#### Extracted information
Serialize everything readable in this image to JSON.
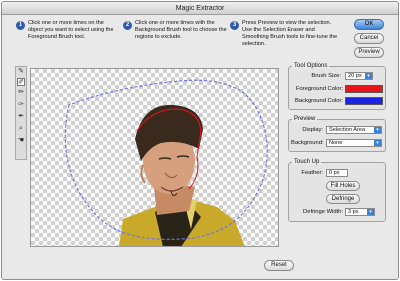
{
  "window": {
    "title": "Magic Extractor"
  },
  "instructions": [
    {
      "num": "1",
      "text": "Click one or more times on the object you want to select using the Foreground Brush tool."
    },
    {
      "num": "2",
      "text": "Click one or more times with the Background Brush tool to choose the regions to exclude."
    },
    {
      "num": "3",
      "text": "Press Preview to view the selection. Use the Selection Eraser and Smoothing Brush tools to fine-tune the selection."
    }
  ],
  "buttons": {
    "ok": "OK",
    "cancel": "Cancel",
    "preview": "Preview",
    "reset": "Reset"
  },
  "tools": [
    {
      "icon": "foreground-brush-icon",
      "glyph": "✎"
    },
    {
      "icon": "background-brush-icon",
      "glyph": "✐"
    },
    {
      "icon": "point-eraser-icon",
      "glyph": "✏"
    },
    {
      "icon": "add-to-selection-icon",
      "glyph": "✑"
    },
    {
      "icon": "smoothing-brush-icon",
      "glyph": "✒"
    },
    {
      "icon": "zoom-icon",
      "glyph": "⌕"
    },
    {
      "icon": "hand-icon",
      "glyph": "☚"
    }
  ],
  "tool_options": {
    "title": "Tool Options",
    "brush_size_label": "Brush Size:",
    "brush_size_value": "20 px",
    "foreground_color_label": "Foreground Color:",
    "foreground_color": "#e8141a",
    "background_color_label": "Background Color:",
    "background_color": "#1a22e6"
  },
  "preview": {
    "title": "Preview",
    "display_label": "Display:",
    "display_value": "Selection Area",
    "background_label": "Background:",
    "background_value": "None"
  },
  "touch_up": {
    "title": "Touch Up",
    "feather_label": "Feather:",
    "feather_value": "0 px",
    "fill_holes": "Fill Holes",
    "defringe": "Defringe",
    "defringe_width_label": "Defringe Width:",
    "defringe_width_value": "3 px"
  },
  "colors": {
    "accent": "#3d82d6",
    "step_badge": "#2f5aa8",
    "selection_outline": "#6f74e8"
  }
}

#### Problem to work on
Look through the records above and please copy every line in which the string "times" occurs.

#### Answer
      "text": "Click one or more times on the object you want to select using the Foreground Brush tool."
      "text": "Click one or more times with the Background Brush tool to choose the regions to exclude."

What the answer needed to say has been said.